First-time use of drone by Moroccan army highlights Polisario’s vulnerability
RABAT – In an unprecedented operation, the Royal Moroccan Armed Forces halted an attempt by members of the Polisario Front to infiltrate Morocco’s sand wall in the east of the Western Sahara region.
The operation ended with the killing of the Polisario’s so-called gendarmerie chief, Addah al-Bendi, after a Moroccan drone strike against a group of key Polisario figures that included the the front leader and several senior aides.
Mustapha Ould Sidi Mouloud, a former security official in the Polisario, confirmed that the leader of the front, Ibrahim Ghali, survived the strike and that his wireless communication aide was seriously injured.
This is likely to be the first time that the Moroccan army has carried out a lethal drone strike during its decades-old struggle against the separatist front.
Morocco’s army has never officially disclosed its possession of drones.
The “FAR-Maroc” forum, an unofficial Facebook page of the Moroccan armed forces, said that “after a meticulous intelligence and military operation, the Royal Armed Forces monitored and tracked suspicious movements inside the buffer zones by Polisario leaders, including the leader of the terrorist organisation and a group of his senior associates.”
The social media page, whose information is often accurate, added that the strike “resulted in the killing of several leading elements, including the leader of the so-called gendarmerie in the terrorist organisation while Ibrahim Ghali, secretary-general of the Polisario Front, managed to escape.”
Morocco uses two satellites, “Mohammed VI A-B”, to monitor and track all the movements of the separatist group east of the separation wall in the Sahara.
These two satellites are equipped with sophisticated technology, which enables drones to accurately pinpoint any movement by the Polisario group.
Morocco’s representative at the United Nations, Omar Helale, has confirmed in the past that “the kingdom is now able to track the movements of the separatists and update the United Nations Secretariat in a timely manner and provide it with satellite images”, adding that this allows “us to put pressure on the Polisario separatists, whose movements and manoeuvres we monitor and denounce.”
Analysts believe that Morocco’s use of a drone in the attack against a Polisario target constitutes a qualitative development in military operations that will enable it in the future to exert control over areas that have been used by the Polisario to carry out its attacks.

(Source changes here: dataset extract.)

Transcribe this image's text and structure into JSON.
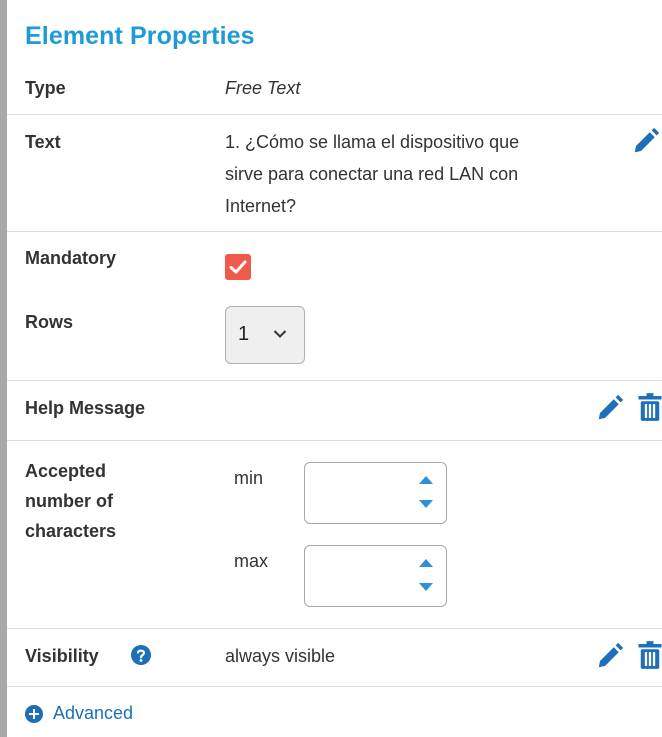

The reliance on drones is likely to deal a devastating blow to the Polisario which pursues hit-and-run tactics, as their units are now within direct reach of the Moroccan air force.
Moroccan-Canadian political analyst and academic Hichem Moatad said the use of a drone to target Polisario leaders reflects the strong determination of the Moroccan defence establishment and its ability to upgrade its performance to the level of new military technologies in order to maintain its qualitative edge.
Some military strategists speculated that the Moroccan air force used an American MQ-9 drone to carry out its strike, while others asserted that the purchase of four such drones is still in the stage of technical assessment and is yet to be finalised.
Rabat relies on multiple suppliers, including China and the United States, to develop its land, air and sea defence arsenal.
It is expected to complete a new deal with China for the purchase of Wing Loong unmanned aerial vehicles (UAVs) that are used for surveillance and aerial reconnaissance missions but can also be fitted with a variety of weapons that enable it to perform combat operations efficiently.
Moatadad told The Arab Weekly that despite Morocco’s commitment to the cease-fire, the attempts of the separatist front to carry out military operations against Moroccan military targets entitle Rabat to the internationally guaranteed right of self defence in order to safeguard its territorial integrity and remove any threat to its national security.
The targeted strike comes in the midst of preparations for joint military exercises scheduled for next June, between the United States and Morocco, as part of the AFRICOM’s annual “African Lion” exercises.